## Records provided
..............................
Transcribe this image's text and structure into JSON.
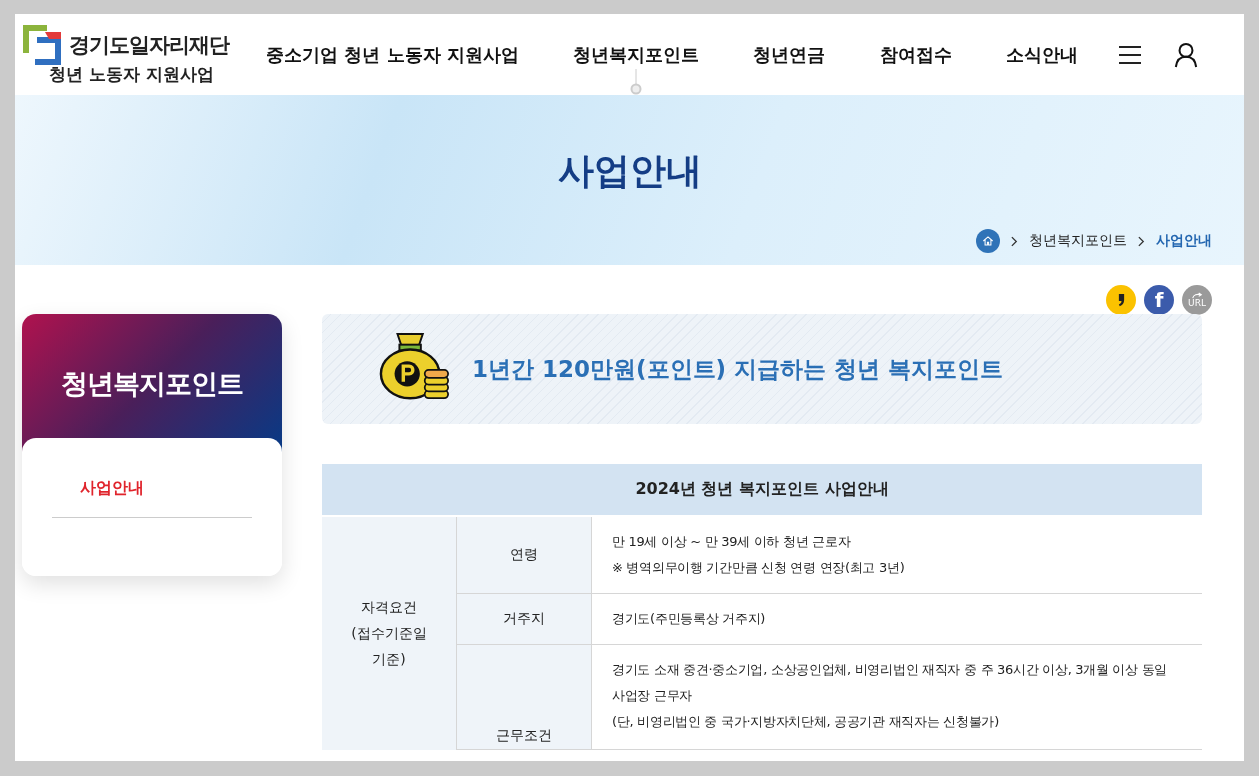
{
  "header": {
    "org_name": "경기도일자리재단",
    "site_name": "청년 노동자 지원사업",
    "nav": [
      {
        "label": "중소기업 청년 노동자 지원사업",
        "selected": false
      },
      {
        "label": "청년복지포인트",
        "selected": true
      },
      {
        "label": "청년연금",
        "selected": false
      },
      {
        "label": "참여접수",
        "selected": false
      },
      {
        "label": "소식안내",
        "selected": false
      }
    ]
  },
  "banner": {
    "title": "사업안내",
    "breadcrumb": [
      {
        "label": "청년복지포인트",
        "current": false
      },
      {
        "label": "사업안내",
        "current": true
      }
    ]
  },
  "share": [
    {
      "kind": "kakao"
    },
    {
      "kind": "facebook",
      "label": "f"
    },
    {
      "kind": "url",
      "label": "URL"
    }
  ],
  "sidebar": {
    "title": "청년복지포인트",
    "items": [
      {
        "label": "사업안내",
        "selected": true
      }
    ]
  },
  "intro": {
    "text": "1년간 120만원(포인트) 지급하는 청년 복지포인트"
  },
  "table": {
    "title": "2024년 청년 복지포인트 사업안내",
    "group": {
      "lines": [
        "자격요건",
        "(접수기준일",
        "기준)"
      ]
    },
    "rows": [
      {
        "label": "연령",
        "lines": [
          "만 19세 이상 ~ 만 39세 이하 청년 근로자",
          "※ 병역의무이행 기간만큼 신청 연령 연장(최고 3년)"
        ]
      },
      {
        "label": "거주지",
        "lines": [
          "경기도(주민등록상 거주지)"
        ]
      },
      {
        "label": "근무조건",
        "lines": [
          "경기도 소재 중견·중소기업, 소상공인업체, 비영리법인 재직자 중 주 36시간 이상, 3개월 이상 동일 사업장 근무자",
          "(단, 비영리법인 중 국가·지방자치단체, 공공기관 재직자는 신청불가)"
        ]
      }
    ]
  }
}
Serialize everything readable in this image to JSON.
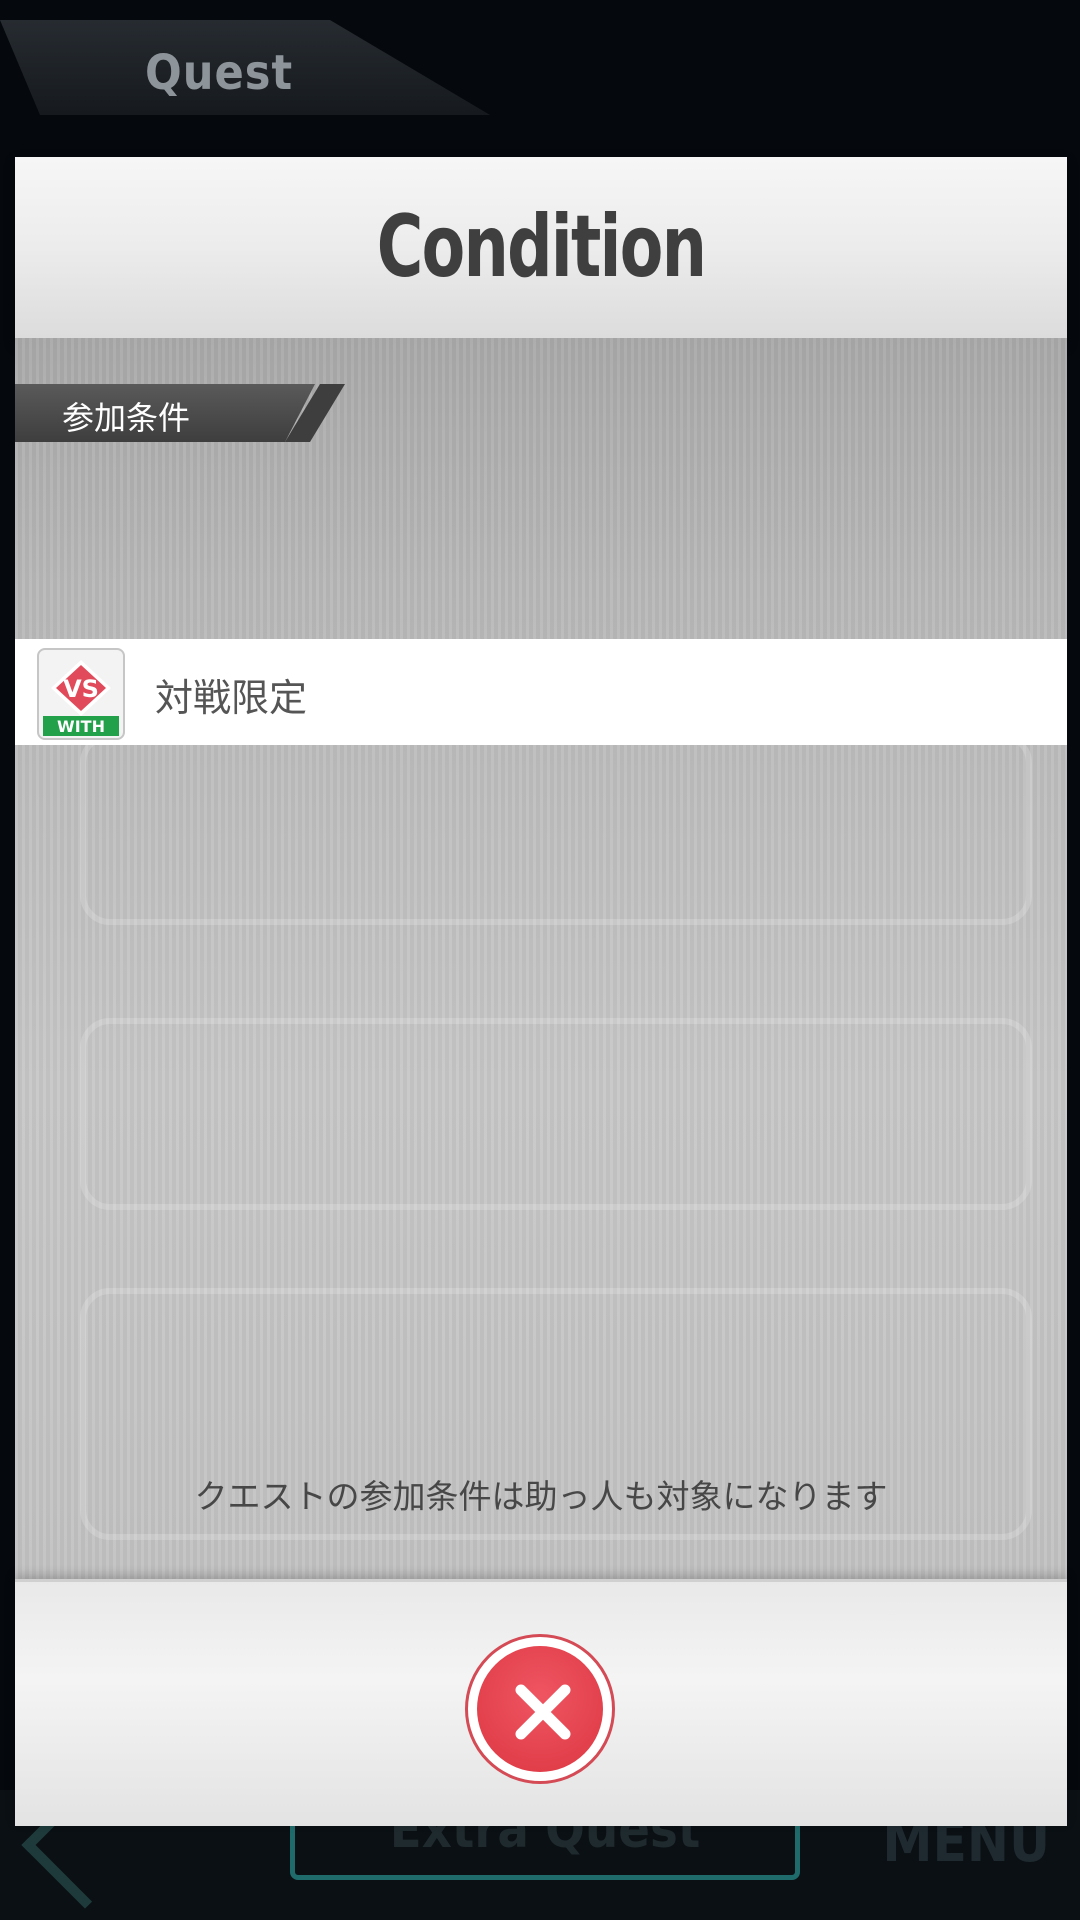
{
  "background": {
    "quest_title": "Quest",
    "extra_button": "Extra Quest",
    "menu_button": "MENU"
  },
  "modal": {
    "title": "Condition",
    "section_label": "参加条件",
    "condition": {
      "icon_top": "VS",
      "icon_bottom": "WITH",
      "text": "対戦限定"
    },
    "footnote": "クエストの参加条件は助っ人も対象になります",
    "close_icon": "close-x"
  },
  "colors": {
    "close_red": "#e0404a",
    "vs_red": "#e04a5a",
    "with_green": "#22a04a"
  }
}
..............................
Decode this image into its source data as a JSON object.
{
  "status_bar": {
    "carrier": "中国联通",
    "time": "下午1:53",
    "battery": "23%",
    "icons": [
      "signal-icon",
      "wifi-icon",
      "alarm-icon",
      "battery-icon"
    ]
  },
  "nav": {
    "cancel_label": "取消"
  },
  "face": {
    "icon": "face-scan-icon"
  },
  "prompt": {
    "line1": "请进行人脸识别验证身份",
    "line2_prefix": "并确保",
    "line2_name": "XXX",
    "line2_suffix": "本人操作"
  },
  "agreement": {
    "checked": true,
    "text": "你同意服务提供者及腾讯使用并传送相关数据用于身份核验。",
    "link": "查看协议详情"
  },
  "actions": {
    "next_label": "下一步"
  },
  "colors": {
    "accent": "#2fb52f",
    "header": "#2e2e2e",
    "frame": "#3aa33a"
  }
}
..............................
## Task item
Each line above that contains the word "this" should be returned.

## Final answer
Transcribe this image's text and structure into JSON.
Serialize everything readable in this image to JSON.
Decode this image into its source data as a JSON object.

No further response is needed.